Time and time again I talk to people that have an ‘idea’ of what they want to happen with their estate. They more often than not have a Will and think they may have completed a Power of Attorney. Year after year the we ask those same little questions during their tax interview and before we get out, “is your Will up to date?”, I get the cheerful response, they know what I’m going to say and they know they really need to do it.
The sad part about what seems like a simple matter is that we have clients that pass away or lose mental capacity before they get their affairs in order and more importantly communicated their wishes or put them in place. In many cases things work out fine and the beneficiaries of the estate are not unfairly done by, although things are not exactly how it was intended either. However we’ve seen situations where people die in intestate (die without a Will), where they do not have an effective will in place or where they have not updated their wills to reflect their current wishes and desires.
Dying intestate can have significant implications and this may vary from State to State. In Victoria, generally the implications are that the spouse will receive all personal chattels, the next $100,000 of assets and a third thereafter. The remaining two third goes to the children. This could have significant implications to the succession of the family business or the spouse’s future financial security particularly if the children do not provide for the spouse.
Even with a Will in place it may not reflect the current wishes of the individual that has passed away. This is very common where people procrastinate on attending to making changes to their Will. Time and time again there has been discussion of what should happen but time is cut short and those plans are never put in place. In such cases the last Will may have been when children were young or there was no clear direction as to specific assets, primarily business assets that should have been left for the benefit of specific beneficiaries. The options then may be that one beneficiary has to buy assets from other sibling to keep a business intact and the ability to run a business effectively in future may be lost or family relations may breakdown due to disagreement over the disbursement of assets.
To ensure your current wishes are fulfilled and that your wishes are set in concrete, ensure you attend to your succession and estate planning sooner rather than later. Talk to your family, your Accountant or your Solicitor while you have the ability. Always remember you are making a will for tomorrow, not for the next 20 years. You can always make amendments as things change, but don’t get caught without an effective Will. An action for right now – go and get your current Will out and read it. Are you happy that if you were to die today, this is what you want? If your answer is yes, great. If your answer is no, you need to do something about it.

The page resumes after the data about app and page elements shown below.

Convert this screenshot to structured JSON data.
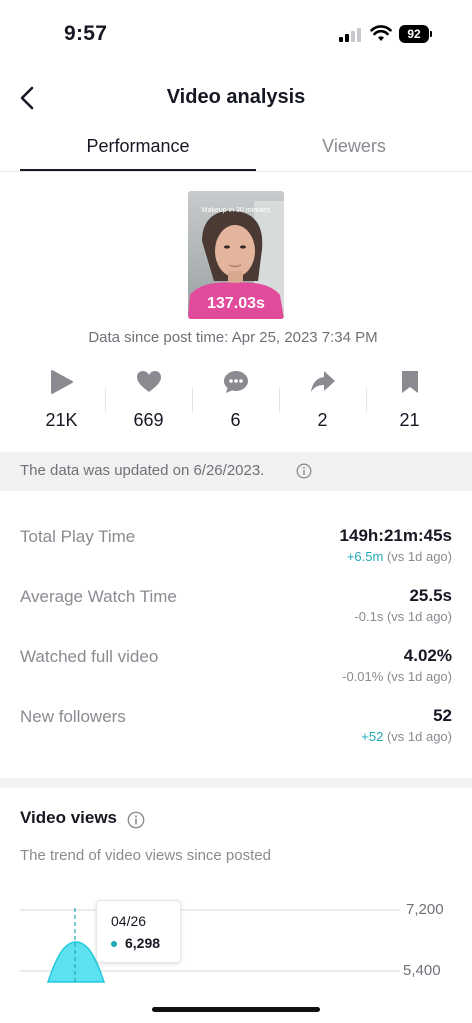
{
  "status_bar": {
    "time": "9:57",
    "battery": "92"
  },
  "nav": {
    "title": "Video analysis"
  },
  "tabs": [
    {
      "label": "Performance"
    },
    {
      "label": "Viewers"
    }
  ],
  "video": {
    "caption": "Makeup in 30 minutes",
    "duration": "137.03s"
  },
  "data_since": "Data since post time: Apr 25, 2023 7:34 PM",
  "stats": [
    {
      "icon": "play-icon",
      "value": "21K"
    },
    {
      "icon": "heart-icon",
      "value": "669"
    },
    {
      "icon": "comment-icon",
      "value": "6"
    },
    {
      "icon": "share-icon",
      "value": "2"
    },
    {
      "icon": "bookmark-icon",
      "value": "21"
    }
  ],
  "update_notice": "The data was updated on 6/26/2023.",
  "metrics": [
    {
      "label": "Total Play Time",
      "value": "149h:21m:45s",
      "delta": "+6.5m",
      "delta_suffix": " (vs 1d ago)"
    },
    {
      "label": "Average Watch Time",
      "value": "25.5s",
      "delta": "-0.1s",
      "delta_suffix": " (vs 1d ago)"
    },
    {
      "label": "Watched full video",
      "value": "4.02%",
      "delta": "-0.01%",
      "delta_suffix": " (vs 1d ago)"
    },
    {
      "label": "New followers",
      "value": "52",
      "delta": "+52",
      "delta_suffix": " (vs 1d ago)"
    }
  ],
  "video_views": {
    "title": "Video views",
    "subtitle": "The trend of video views since posted",
    "tooltip": {
      "date": "04/26",
      "value": "6,298"
    }
  },
  "colors": {
    "accent": "#20a9b5",
    "chart_fill": "#5ce1f0",
    "text_primary": "#161823",
    "text_secondary": "#8a8b91"
  },
  "chart_data": {
    "type": "area",
    "x": [
      "04/26"
    ],
    "series": [
      {
        "values": [
          6298
        ]
      }
    ],
    "y_ticks": [
      "7,200",
      "5,400"
    ],
    "ylim": [
      5400,
      7200
    ],
    "grid": true
  }
}
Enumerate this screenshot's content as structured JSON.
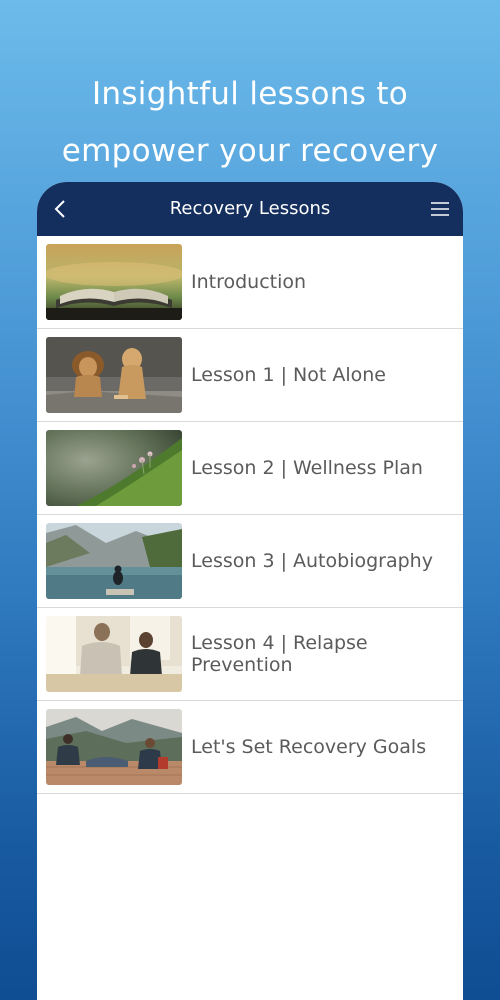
{
  "headline": {
    "line1": "Insightful lessons to",
    "line2": "empower your recovery"
  },
  "appbar": {
    "title": "Recovery Lessons",
    "back_icon": "chevron-left-icon",
    "menu_icon": "hamburger-menu-icon",
    "background": "#142e5e"
  },
  "lessons": [
    {
      "label": "Introduction",
      "thumbnail": "open-book-image"
    },
    {
      "label": "Lesson 1 | Not Alone",
      "thumbnail": "lions-image"
    },
    {
      "label": "Lesson 2 | Wellness Plan",
      "thumbnail": "moss-sprout-image"
    },
    {
      "label": "Lesson 3 | Autobiography",
      "thumbnail": "mountain-lake-image"
    },
    {
      "label": "Lesson 4 | Relapse\nPrevention",
      "thumbnail": "people-talking-image"
    },
    {
      "label": "Let's Set Recovery Goals",
      "thumbnail": "friends-mountain-image"
    }
  ]
}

If you would like further assistance with your succession and estate planning needs, please contact us and we can start working with you towards surety of your estate planning now.